• **WORK REQUIRED**
A single figure is required: the number of lines in the listing below containing the word "title".

• **EXTRACTED ENTRIES**
=======
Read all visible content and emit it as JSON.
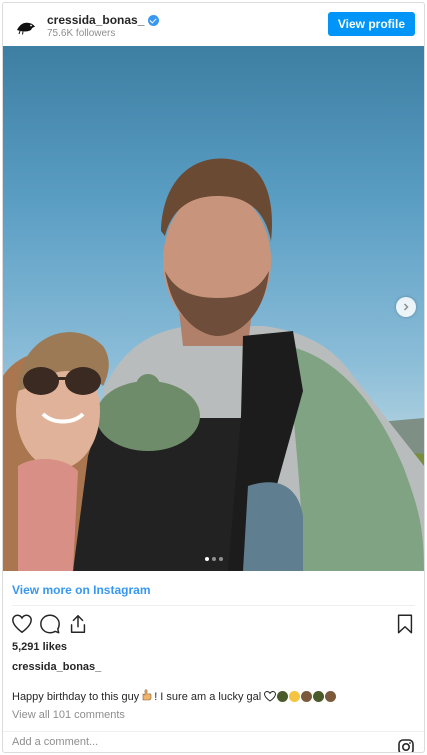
{
  "header": {
    "username": "cressida_bonas_",
    "followers": "75.6K followers",
    "view_profile_label": "View profile"
  },
  "photo": {
    "alt": "Selfie on a hillside with a baby in a carrier",
    "carousel_dots": 3,
    "active_dot": 0
  },
  "view_more_label": "View more on Instagram",
  "likes": "5,291 likes",
  "caption": {
    "username": "cressida_bonas_",
    "text_before_emoji": "Happy birthday to this guy",
    "text_after_emoji": "! I sure am a lucky gal",
    "emoji_names": [
      "pointing-hand",
      "heart-outline",
      "sunglasses-face",
      "star-struck-face",
      "grinning-face",
      "sunglasses-face",
      "grinning-face"
    ]
  },
  "view_comments": "View all 101 comments",
  "add_comment_placeholder": "Add a comment...",
  "colors": {
    "accent": "#0095f6",
    "link": "#3897f0",
    "muted": "#8e8e8e"
  }
}
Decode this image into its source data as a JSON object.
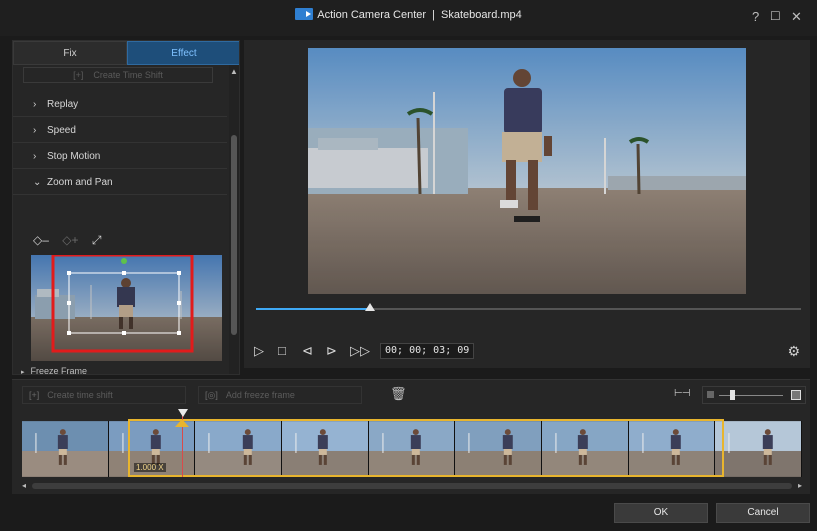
{
  "window": {
    "app_name": "Action Camera Center",
    "separator": "|",
    "file_name": "Skateboard.mp4",
    "controls": {
      "help": "?",
      "maximize": "☐",
      "close": "✕"
    }
  },
  "left_panel": {
    "tabs": [
      {
        "label": "Fix",
        "active": false
      },
      {
        "label": "Effect",
        "active": true
      }
    ],
    "ghost_button": "Create Time Shift",
    "sections": [
      {
        "label": "Replay",
        "expanded": false
      },
      {
        "label": "Speed",
        "expanded": false
      },
      {
        "label": "Stop Motion",
        "expanded": false
      },
      {
        "label": "Zoom and Pan",
        "expanded": true
      }
    ],
    "zoom_pan_tools": {
      "remove_keyframe": "◇–",
      "add_keyframe": "◇+",
      "fit": "⤢"
    },
    "freeze_frame_label": "Freeze Frame"
  },
  "preview": {
    "seek_progress": 0.21,
    "timecode": "00; 00; 03; 09"
  },
  "timeline_toolbar": {
    "create_time_shift": "Create time shift",
    "add_freeze_frame": "Add freeze frame",
    "zoom_level": 0.17
  },
  "timeline": {
    "speed_label": "1.000 X",
    "frame_count": 9
  },
  "buttons": {
    "ok": "OK",
    "cancel": "Cancel"
  },
  "colors": {
    "accent_blue": "#3fa9f5",
    "selection_yellow": "#e8b52e",
    "playhead_red": "#d94a4a",
    "highlight_red": "#e21b1b"
  }
}
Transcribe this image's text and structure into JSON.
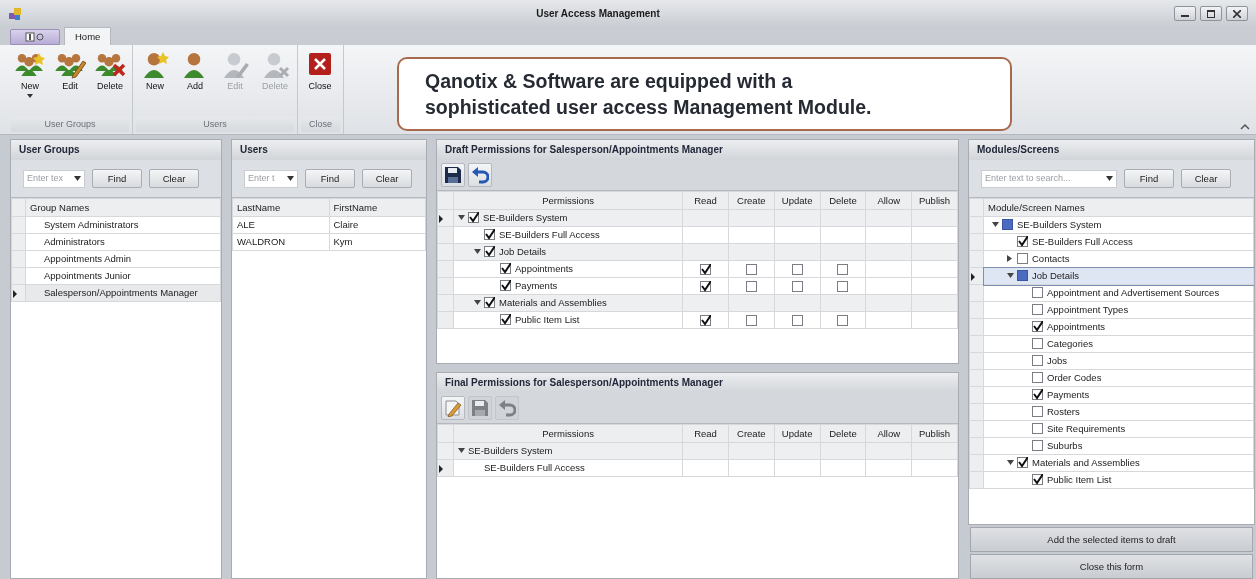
{
  "window": {
    "title": "User Access Management"
  },
  "ribbon": {
    "tabs": [
      {
        "label": "Home",
        "selected": true
      }
    ],
    "groups": [
      {
        "label": "User Groups",
        "buttons": [
          {
            "label": "New",
            "kind": "group-new",
            "disabled": false,
            "dropdown": true
          },
          {
            "label": "Edit",
            "kind": "group-edit",
            "disabled": false,
            "dropdown": false
          },
          {
            "label": "Delete",
            "kind": "group-delete",
            "disabled": false,
            "dropdown": false
          }
        ]
      },
      {
        "label": "Users",
        "buttons": [
          {
            "label": "New",
            "kind": "user-new",
            "disabled": false,
            "dropdown": false
          },
          {
            "label": "Add",
            "kind": "user",
            "disabled": false,
            "dropdown": false
          },
          {
            "label": "Edit",
            "kind": "user-edit",
            "disabled": true,
            "dropdown": false
          },
          {
            "label": "Delete",
            "kind": "user-delete",
            "disabled": true,
            "dropdown": false
          }
        ]
      },
      {
        "label": "Close",
        "buttons": [
          {
            "label": "Close",
            "kind": "close",
            "disabled": false,
            "dropdown": false
          }
        ]
      }
    ],
    "callout": {
      "lines": [
        "Qanotix & Software are equipped with a",
        "sophisticated user access Management Module."
      ]
    }
  },
  "user_groups": {
    "title": "User Groups",
    "search": {
      "placeholder": "Enter tex"
    },
    "find": "Find",
    "clear": "Clear",
    "column": "Group Names",
    "rows": [
      {
        "name": "System Administrators",
        "selected": false
      },
      {
        "name": "Administrators",
        "selected": false
      },
      {
        "name": "Appointments Admin",
        "selected": false
      },
      {
        "name": "Appointments Junior",
        "selected": false
      },
      {
        "name": "Salesperson/Appointments Manager",
        "selected": true
      }
    ]
  },
  "users": {
    "title": "Users",
    "search": {
      "placeholder": "Enter t"
    },
    "find": "Find",
    "clear": "Clear",
    "columns": [
      "LastName",
      "FirstName"
    ],
    "rows": [
      [
        "ALE",
        "Claire"
      ],
      [
        "WALDRON",
        "Kym"
      ]
    ]
  },
  "draft": {
    "title": "Draft Permissions for Salesperson/Appointments Manager",
    "toolbar": [
      {
        "kind": "save",
        "disabled": false
      },
      {
        "kind": "undo",
        "disabled": false
      }
    ],
    "columns": [
      "Permissions",
      "Read",
      "Create",
      "Update",
      "Delete",
      "Allow",
      "Publish"
    ],
    "rows": [
      {
        "label": "SE-Builders System",
        "checked": true,
        "expanded": true,
        "current": true,
        "children": [
          {
            "label": "SE-Builders Full Access",
            "checked": true,
            "current": false
          },
          {
            "label": "Job Details",
            "checked": true,
            "expanded": true,
            "current": false,
            "children": [
              {
                "label": "Appointments",
                "checked": true,
                "current": false,
                "perms": [
                  true,
                  false,
                  false,
                  false
                ]
              },
              {
                "label": "Payments",
                "checked": true,
                "current": false,
                "perms": [
                  true,
                  false,
                  false,
                  false
                ]
              }
            ]
          },
          {
            "label": "Materials and Assemblies",
            "checked": true,
            "expanded": true,
            "current": false,
            "children": [
              {
                "label": "Public Item List",
                "checked": true,
                "current": false,
                "perms": [
                  true,
                  false,
                  false,
                  false
                ]
              }
            ]
          }
        ]
      }
    ]
  },
  "final": {
    "title": "Final Permissions for Salesperson/Appointments Manager",
    "toolbar": [
      {
        "kind": "edit",
        "disabled": false
      },
      {
        "kind": "save",
        "disabled": true
      },
      {
        "kind": "undo",
        "disabled": true
      }
    ],
    "columns": [
      "Permissions",
      "Read",
      "Create",
      "Update",
      "Delete",
      "Allow",
      "Publish"
    ],
    "rows": [
      {
        "label": "SE-Builders System",
        "expanded": true,
        "current": false,
        "children": [
          {
            "label": "SE-Builders Full Access",
            "current": true
          }
        ]
      }
    ]
  },
  "modules": {
    "title": "Modules/Screens",
    "search": {
      "placeholder": "Enter text to search..."
    },
    "find": "Find",
    "clear": "Clear",
    "column": "Module/Screen Names",
    "rows": [
      {
        "label": "SE-Builders System",
        "checked": false,
        "indeterminate": true,
        "expanded": true,
        "current": false,
        "children": [
          {
            "label": "SE-Builders Full Access",
            "checked": true,
            "current": false
          },
          {
            "label": "Contacts",
            "checked": false,
            "indeterminate": false,
            "expanded": false,
            "current": false
          },
          {
            "label": "Job Details",
            "checked": false,
            "indeterminate": true,
            "expanded": true,
            "current": true,
            "children": [
              {
                "label": "Appointment and Advertisement Sources",
                "checked": false,
                "current": false
              },
              {
                "label": "Appointment Types",
                "checked": false,
                "current": false
              },
              {
                "label": "Appointments",
                "checked": true,
                "current": false
              },
              {
                "label": "Categories",
                "checked": false,
                "current": false
              },
              {
                "label": "Jobs",
                "checked": false,
                "current": false
              },
              {
                "label": "Order Codes",
                "checked": false,
                "current": false
              },
              {
                "label": "Payments",
                "checked": true,
                "current": false
              },
              {
                "label": "Rosters",
                "checked": false,
                "current": false
              },
              {
                "label": "Site Requirements",
                "checked": false,
                "current": false
              },
              {
                "label": "Suburbs",
                "checked": false,
                "current": false
              }
            ]
          },
          {
            "label": "Materials and Assemblies",
            "checked": true,
            "indeterminate": false,
            "expanded": true,
            "current": false,
            "children": [
              {
                "label": "Public Item List",
                "checked": true,
                "current": false
              }
            ]
          }
        ]
      }
    ],
    "buttons": [
      "Add the selected items to draft",
      "Close this form"
    ]
  }
}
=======
• **RESPONSE**
6